* **What this task involves**:
Examine each line of the listing below. Copy those in which the string "Windows" appears.

* **Input**:

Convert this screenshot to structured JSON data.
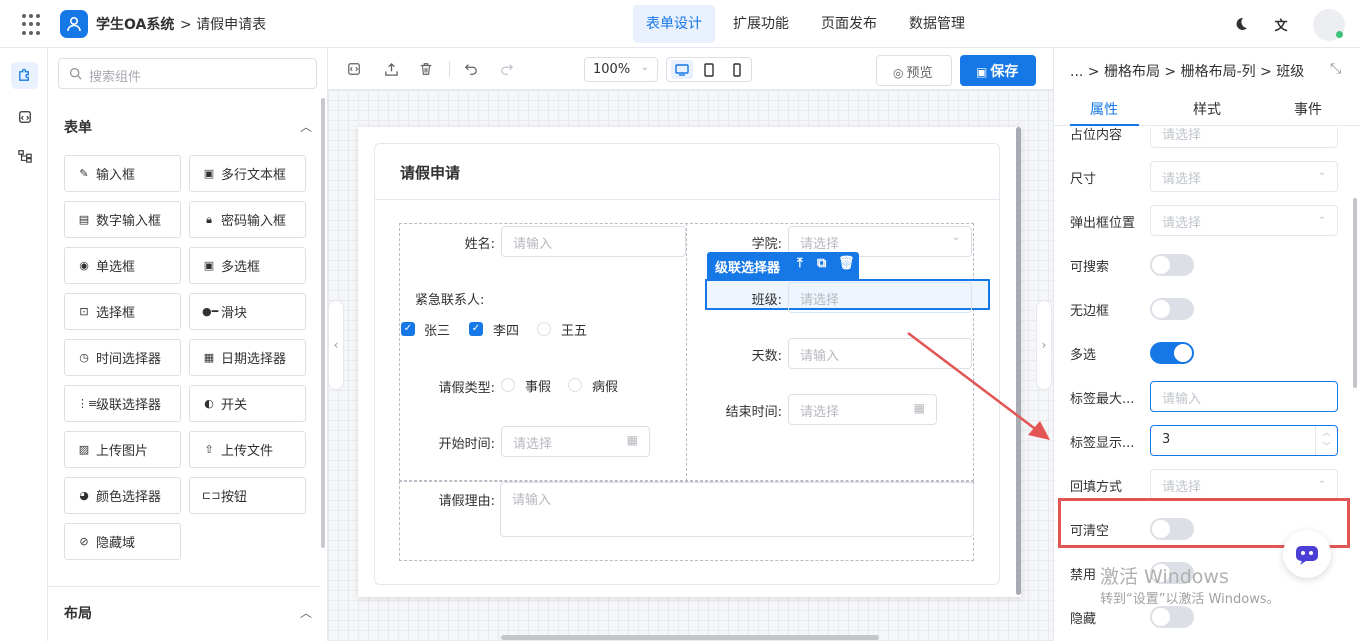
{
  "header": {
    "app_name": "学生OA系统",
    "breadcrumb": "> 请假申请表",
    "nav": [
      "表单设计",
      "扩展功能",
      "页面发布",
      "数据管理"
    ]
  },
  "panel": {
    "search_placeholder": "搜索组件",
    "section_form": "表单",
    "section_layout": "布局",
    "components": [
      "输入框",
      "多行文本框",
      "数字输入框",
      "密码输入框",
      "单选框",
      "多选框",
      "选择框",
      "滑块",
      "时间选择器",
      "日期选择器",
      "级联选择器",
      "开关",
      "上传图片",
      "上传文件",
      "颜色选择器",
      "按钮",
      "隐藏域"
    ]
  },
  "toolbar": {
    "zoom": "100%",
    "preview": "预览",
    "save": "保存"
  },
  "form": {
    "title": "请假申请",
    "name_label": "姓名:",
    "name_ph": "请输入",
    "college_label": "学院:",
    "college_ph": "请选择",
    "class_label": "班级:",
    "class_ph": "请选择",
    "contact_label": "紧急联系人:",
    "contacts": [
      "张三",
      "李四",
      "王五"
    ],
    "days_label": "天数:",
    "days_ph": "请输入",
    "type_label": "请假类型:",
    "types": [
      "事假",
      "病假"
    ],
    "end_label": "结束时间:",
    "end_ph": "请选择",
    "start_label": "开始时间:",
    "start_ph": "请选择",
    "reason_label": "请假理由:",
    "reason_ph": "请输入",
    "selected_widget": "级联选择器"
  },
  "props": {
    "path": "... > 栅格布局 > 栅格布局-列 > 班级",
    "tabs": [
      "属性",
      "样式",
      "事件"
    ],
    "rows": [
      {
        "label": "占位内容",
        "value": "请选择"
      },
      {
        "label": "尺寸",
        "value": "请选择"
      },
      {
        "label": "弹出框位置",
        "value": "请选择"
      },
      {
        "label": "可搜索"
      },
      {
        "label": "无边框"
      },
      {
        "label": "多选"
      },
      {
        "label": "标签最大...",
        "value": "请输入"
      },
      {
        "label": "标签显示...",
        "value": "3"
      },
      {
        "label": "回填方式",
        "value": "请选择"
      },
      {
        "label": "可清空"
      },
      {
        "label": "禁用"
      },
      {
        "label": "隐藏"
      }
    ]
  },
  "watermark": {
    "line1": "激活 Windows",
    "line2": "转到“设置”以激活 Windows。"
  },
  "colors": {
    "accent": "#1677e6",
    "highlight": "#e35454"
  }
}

* **Problem solution**:
    "line1": "激活 Windows",
    "line2": "转到“设置”以激活 Windows。"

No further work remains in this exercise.